A St. Paul building loaded with hazardous chemicals and a former owner with no money for cleanup have prompted the U.S. Environmental Protection Agency to step in with a "time-critical removal action."

Within the next two weeks, crews are expected to begin removing more than 80 open vats and sealed barrels containing chemicals such as chromium and cyanide from the former Plating Inc. building on N. Prior Avenue near Pierce Butler in the city's Midway neighborhood. Federal, state and local officials will hold a community meeting Tuesday evening to share details about the work and how soon they expect to complete it.

According to information from the EPA, the work could take up to 65 days.

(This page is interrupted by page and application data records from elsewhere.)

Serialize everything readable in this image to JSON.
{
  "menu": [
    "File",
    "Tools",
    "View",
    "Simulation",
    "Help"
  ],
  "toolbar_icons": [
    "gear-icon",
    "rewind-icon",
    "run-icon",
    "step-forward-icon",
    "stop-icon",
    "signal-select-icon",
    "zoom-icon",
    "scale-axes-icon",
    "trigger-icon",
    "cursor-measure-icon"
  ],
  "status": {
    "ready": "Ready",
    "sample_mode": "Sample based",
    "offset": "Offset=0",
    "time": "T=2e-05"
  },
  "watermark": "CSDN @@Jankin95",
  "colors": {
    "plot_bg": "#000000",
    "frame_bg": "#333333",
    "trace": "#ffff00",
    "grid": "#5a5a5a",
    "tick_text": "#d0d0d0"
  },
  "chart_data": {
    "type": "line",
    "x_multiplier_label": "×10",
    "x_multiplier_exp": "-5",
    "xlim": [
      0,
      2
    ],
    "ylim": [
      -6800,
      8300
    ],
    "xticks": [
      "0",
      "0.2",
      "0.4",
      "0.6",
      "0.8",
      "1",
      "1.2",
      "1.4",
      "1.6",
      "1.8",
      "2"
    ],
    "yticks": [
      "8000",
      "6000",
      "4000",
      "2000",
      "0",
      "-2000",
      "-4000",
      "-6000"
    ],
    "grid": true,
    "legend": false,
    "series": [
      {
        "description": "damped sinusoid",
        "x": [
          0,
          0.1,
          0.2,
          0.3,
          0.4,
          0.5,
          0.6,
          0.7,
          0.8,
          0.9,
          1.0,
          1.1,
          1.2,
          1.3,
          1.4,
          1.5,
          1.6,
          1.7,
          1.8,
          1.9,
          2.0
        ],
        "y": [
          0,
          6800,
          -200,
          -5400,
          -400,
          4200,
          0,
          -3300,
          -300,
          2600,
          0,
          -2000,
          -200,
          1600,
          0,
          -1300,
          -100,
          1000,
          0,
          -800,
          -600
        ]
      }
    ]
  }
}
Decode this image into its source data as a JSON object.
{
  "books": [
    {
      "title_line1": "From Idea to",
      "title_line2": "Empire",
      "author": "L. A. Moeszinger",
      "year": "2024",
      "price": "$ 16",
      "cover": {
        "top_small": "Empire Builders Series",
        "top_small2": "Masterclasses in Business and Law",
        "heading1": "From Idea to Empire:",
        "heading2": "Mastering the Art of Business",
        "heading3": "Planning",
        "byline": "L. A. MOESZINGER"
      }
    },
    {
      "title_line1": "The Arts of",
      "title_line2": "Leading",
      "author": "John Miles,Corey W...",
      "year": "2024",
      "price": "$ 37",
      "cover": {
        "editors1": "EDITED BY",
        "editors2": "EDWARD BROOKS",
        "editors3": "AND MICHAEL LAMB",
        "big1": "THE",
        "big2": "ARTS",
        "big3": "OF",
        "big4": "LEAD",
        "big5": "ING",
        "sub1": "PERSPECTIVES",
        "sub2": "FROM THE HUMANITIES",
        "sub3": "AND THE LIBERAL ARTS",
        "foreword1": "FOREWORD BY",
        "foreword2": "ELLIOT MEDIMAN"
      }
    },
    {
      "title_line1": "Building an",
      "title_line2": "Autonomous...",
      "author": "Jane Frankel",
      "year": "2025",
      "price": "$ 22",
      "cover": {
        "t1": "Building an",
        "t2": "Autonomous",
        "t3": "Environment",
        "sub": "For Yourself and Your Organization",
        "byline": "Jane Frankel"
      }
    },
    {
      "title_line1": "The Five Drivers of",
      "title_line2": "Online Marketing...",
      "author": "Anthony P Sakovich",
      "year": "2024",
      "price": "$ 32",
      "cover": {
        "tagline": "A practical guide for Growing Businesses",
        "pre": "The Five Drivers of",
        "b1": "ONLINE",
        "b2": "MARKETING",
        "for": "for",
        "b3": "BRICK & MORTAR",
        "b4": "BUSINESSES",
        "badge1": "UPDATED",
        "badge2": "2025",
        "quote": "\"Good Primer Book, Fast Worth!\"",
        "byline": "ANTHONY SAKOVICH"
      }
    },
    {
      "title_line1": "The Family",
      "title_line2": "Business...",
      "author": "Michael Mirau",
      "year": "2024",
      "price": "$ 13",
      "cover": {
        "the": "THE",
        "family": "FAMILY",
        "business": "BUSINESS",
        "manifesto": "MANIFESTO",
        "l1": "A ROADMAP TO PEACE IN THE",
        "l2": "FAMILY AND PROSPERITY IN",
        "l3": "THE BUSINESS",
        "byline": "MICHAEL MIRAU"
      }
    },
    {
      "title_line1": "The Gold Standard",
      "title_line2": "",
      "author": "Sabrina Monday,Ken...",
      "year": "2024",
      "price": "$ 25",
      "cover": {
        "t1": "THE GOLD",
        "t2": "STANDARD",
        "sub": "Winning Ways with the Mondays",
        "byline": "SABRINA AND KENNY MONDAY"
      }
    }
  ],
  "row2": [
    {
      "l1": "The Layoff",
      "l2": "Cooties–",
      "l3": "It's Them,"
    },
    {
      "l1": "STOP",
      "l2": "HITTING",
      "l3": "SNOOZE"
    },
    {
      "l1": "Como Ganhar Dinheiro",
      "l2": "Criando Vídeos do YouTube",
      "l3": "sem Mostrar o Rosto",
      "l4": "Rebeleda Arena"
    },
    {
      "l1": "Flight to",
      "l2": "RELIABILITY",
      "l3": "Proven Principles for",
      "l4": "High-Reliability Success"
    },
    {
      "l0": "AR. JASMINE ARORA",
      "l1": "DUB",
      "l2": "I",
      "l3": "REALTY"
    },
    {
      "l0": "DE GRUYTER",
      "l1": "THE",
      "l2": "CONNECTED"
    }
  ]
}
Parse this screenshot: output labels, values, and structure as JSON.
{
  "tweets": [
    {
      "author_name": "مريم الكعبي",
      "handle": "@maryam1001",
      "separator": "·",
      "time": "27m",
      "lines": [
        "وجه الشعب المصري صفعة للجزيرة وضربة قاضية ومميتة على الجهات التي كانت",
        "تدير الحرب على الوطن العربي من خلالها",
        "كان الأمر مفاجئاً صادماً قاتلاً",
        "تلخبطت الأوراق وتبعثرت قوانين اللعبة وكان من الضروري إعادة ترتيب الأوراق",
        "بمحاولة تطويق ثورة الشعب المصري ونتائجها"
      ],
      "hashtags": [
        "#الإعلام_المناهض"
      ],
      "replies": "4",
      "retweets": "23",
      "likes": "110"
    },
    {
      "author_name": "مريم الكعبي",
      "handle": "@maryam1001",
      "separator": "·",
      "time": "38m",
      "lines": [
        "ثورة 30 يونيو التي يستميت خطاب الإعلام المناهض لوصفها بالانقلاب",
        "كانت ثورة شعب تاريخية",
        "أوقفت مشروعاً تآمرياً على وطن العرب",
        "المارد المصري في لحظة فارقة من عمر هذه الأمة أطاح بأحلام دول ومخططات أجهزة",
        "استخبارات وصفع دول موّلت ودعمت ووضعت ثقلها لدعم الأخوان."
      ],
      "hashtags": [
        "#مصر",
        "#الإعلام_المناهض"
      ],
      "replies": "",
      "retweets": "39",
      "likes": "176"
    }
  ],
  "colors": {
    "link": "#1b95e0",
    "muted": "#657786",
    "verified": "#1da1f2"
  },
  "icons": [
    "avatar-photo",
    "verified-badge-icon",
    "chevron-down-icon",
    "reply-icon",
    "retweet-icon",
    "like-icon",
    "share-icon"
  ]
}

The site at 888 N. Prior Av. — a 21,000-square-foot cinder block and brick building on the southeast corner of Prior and Taylor — has been a plating shop since 1938, most recently specializing in zinc and chromate plating of aluminum, according to the EPA. The owner of Plating Inc. went out of business and abandoned the facility in April 2016, later telling officials that he had no money to clean up the hazardous waste inside.

Over the past couple of years, there have been break-ins at the building, as well as copper theft. The EPA recently hired a security company, Excalibur Protective Agency, to provide round-the-clock guard. Excalibur owner Maurice Burns, who was at the building Friday morning, said his company has been on the job since Tuesday.

Anne Dufresne lives behind the building and has lived there off and on for 30 years. She confirmed that EPA officials recently went door-to-door in the neighborhood, telling neighbors about the planned chemical removal and to answer questions. Because of that, Dufresne said, she has little concern about the vats stored within the building's walls.

"It's already been there for years. I don't understand what all the fuss is about," she said, adding that she is more interested in learning what will replace Plating Inc. in the building across the alley from her home.

Linda Steinbach said she feels better knowing that the EPA is taking action. The longtime employee of Metal Treaters Inc. next door said she used to work at a plating company. "I know the kinds of stuff they use," she said. "We're happy to see that it's all going to be cleaned up."

During removal, EPA officials said they will be conducting air monitoring in the building and at the perimeter "to ensure that residents and nearby business occupants are not exposed," according to a memorandum by David Morrison, an emergency response coordinator with the EPA. "EPA will also develop a contingency plan to notify all state, county and local officials and residents if there is an emergency."

The cleanup will be conducted during normal business hours to minimize disturbance to the neighborhood and is expected to be completed by the end of the year.

The office of U.S. Rep. Betty McCollum will host a neighborhood meeting Tuesday, from 6 p.m. to 7 p.m. at the nearby Newell Park Building, 900 Fairview Av. N. For more information, residents are asked to contact McCollum's office at 651-224-9191.